PROVIDED RECORDS Start Marker
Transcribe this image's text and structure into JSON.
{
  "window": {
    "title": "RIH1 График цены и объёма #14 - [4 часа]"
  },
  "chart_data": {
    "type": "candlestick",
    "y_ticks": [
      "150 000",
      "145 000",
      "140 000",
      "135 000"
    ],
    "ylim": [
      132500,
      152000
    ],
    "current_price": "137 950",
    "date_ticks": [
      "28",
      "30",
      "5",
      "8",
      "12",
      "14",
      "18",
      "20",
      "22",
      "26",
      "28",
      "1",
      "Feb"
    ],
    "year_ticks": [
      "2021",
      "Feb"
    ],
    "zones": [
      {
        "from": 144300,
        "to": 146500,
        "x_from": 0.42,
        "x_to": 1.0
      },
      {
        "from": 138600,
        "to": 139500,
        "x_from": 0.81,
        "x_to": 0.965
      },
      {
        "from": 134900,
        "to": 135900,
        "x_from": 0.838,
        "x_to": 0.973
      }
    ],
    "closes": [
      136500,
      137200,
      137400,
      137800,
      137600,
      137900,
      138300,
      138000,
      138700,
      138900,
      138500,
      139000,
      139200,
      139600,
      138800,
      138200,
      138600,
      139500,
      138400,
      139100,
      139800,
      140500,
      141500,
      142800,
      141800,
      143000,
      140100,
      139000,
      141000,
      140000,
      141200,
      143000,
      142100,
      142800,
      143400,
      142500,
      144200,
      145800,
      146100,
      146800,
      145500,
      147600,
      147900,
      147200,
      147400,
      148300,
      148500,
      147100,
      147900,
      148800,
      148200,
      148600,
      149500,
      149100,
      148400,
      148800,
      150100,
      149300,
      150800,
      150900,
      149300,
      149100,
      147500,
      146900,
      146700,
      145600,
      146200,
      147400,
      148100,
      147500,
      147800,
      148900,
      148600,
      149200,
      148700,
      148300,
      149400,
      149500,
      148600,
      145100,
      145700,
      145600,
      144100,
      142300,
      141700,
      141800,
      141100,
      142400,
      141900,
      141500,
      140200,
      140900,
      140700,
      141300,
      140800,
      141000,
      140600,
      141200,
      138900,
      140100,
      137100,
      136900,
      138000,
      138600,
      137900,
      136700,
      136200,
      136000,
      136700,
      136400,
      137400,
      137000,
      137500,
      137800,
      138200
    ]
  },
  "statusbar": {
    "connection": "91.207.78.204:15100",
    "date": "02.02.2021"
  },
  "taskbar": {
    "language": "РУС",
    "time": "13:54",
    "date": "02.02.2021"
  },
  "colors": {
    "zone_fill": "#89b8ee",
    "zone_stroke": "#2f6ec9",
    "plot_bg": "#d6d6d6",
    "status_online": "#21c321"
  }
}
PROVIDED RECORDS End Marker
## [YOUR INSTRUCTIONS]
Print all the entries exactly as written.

## [ANSWER]
Transcribe this image's text and structure into JSON.
{
  "window": {
    "title": "RIH1 График цены и объёма #14 - [4 часа]"
  },
  "chart_data": {
    "type": "candlestick",
    "y_ticks": [
      "150 000",
      "145 000",
      "140 000",
      "135 000"
    ],
    "ylim": [
      132500,
      152000
    ],
    "current_price": "137 950",
    "date_ticks": [
      "28",
      "30",
      "5",
      "8",
      "12",
      "14",
      "18",
      "20",
      "22",
      "26",
      "28",
      "1",
      "Feb"
    ],
    "year_ticks": [
      "2021",
      "Feb"
    ],
    "zones": [
      {
        "from": 144300,
        "to": 146500,
        "x_from": 0.42,
        "x_to": 1.0
      },
      {
        "from": 138600,
        "to": 139500,
        "x_from": 0.81,
        "x_to": 0.965
      },
      {
        "from": 134900,
        "to": 135900,
        "x_from": 0.838,
        "x_to": 0.973
      }
    ],
    "closes": [
      136500,
      137200,
      137400,
      137800,
      137600,
      137900,
      138300,
      138000,
      138700,
      138900,
      138500,
      139000,
      139200,
      139600,
      138800,
      138200,
      138600,
      139500,
      138400,
      139100,
      139800,
      140500,
      141500,
      142800,
      141800,
      143000,
      140100,
      139000,
      141000,
      140000,
      141200,
      143000,
      142100,
      142800,
      143400,
      142500,
      144200,
      145800,
      146100,
      146800,
      145500,
      147600,
      147900,
      147200,
      147400,
      148300,
      148500,
      147100,
      147900,
      148800,
      148200,
      148600,
      149500,
      149100,
      148400,
      148800,
      150100,
      149300,
      150800,
      150900,
      149300,
      149100,
      147500,
      146900,
      146700,
      145600,
      146200,
      147400,
      148100,
      147500,
      147800,
      148900,
      148600,
      149200,
      148700,
      148300,
      149400,
      149500,
      148600,
      145100,
      145700,
      145600,
      144100,
      142300,
      141700,
      141800,
      141100,
      142400,
      141900,
      141500,
      140200,
      140900,
      140700,
      141300,
      140800,
      141000,
      140600,
      141200,
      138900,
      140100,
      137100,
      136900,
      138000,
      138600,
      137900,
      136700,
      136200,
      136000,
      136700,
      136400,
      137400,
      137000,
      137500,
      137800,
      138200
    ]
  },
  "statusbar": {
    "connection": "91.207.78.204:15100",
    "date": "02.02.2021"
  },
  "taskbar": {
    "language": "РУС",
    "time": "13:54",
    "date": "02.02.2021"
  },
  "colors": {
    "zone_fill": "#89b8ee",
    "zone_stroke": "#2f6ec9",
    "plot_bg": "#d6d6d6",
    "status_online": "#21c321"
  }
}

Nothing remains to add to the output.